This person hires for a:
√ Public Library
Titles hired include: Clerk technician shipper librarian assistant
Who makes hiring decisions at your organization:
√ Library Administration
√ The position’s supervisor
√ A Committee or panel
Which of the following does your organization regularly require of candidates?
√ Online application
√ Cover letter
√ Proof of degree
√ Supplemental Questions
√ Written Exam
√ Oral Exam/Structured interview
√ Demonstration (teaching, storytime, etc)
√ More than one round of interviews
Does your organization use automated application screening?
Briefly describe the hiring process at your organization and your role in it:
Posting review. Posting. Resume review. 1st short interview. Written test. 2nd long interview. Hire. On boarding. Probation.
Think about the last candidate who really wowed you, on paper, in an interview, or otherwise. Why were they so impressive?
They knew about the library services and collections and believed in intellectual freedom.
Do you have any instant dealbreakers?
Late. Swearing. Not knowing about or using the library. Not being able to tell me what you are reading. You must have read something to apply to the job. Not knowing what edi means for them.
What do you wish you could know about candidates that isn’t generally revealed in the hiring process?
Capacity to support the member who hasn’t talked to anyone all day
How many pages should each of these documents be?
Cover Letter: √ Only One!
Resume: √ Two is ok, but no more
CV: √ We don’t ask for this
What is the most common mistake that people make in an interview?
Too many umms. Not being themselves.
Do you conduct virtual interviews? What do job hunters need to know about shining in this setting?
How can candidates looking to transition from paraprofessional work, from non-library work, or between library types convince you that their experience is relevant? Or do you have other advice for folks in this kind of situation?
Tell us what you did. Why it matters. How you did it. When and where and then tell us why you think that makes you the best person for this role.
When does your organization *first* mention salary information?
√ It’s part of the job ad
What does your organization do to reduce bias in hiring? What are the contexts in which discrimination still exists in this process?
Exists in Screening. To reduce bias we ask everyone how they use their privilege, opportunity and challenges in life to enhance their practice as a public servant.
What questions should candidates ask you? What is important for them to know about your organization and the position you are hiring for?
What do you want to see in the first 3-6 months.
What part of the world are you in?
What’s your region like?
Is your workplace remote/virtual?
√ Never or not anymore
How many staff members are at your organization?
Is there anything else you’d like to say, either to job hunters or to me, the survey author?
What percentage of the library team represents the community as a mirror
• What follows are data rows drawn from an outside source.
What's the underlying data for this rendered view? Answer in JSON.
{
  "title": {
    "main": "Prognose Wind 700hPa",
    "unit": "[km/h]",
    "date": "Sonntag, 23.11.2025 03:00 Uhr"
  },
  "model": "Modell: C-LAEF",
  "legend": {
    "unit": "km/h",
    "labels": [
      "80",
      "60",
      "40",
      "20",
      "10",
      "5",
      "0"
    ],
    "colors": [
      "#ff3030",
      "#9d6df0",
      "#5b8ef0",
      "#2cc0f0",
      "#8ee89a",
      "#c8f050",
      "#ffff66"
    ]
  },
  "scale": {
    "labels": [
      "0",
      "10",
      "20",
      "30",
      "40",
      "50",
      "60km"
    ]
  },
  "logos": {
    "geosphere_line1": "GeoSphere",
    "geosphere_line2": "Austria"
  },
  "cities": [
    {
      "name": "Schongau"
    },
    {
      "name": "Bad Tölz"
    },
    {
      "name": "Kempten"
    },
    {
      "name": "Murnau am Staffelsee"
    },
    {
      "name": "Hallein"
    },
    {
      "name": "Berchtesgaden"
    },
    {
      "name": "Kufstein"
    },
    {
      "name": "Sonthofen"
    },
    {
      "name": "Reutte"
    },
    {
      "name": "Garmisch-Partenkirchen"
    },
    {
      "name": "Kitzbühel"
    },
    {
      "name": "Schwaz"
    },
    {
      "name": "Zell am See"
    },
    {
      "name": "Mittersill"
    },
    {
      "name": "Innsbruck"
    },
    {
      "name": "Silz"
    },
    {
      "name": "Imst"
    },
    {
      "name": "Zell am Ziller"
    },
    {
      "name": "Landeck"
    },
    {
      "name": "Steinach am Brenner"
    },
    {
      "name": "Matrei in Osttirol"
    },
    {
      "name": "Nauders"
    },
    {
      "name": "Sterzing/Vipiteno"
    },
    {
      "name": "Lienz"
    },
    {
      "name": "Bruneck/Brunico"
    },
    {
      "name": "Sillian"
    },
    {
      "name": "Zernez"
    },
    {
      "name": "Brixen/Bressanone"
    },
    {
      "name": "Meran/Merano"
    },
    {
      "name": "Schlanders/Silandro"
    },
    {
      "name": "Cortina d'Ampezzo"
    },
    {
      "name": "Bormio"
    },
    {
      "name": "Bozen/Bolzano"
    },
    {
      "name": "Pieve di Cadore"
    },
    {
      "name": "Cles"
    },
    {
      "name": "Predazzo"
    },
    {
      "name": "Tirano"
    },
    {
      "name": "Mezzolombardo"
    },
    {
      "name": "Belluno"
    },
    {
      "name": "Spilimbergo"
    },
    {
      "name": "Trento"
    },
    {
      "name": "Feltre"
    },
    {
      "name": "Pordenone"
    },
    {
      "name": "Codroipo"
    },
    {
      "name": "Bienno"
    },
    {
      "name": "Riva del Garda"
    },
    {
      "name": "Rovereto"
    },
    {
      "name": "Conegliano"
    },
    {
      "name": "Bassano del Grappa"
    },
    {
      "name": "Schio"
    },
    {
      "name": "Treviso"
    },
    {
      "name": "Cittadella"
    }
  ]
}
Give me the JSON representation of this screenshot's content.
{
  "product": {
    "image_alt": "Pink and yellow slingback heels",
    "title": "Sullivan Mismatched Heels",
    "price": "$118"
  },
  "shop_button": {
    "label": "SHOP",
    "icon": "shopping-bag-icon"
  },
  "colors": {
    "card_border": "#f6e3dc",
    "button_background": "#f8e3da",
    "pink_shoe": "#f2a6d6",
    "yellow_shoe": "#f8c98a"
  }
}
Author’s note: Hey, thanks for reading! If you like reading, why not try commenting or sharing? Or are you somebody who hires Library, Archives or other LIS workers? Please consider giving your own opinion by filling out the survey here.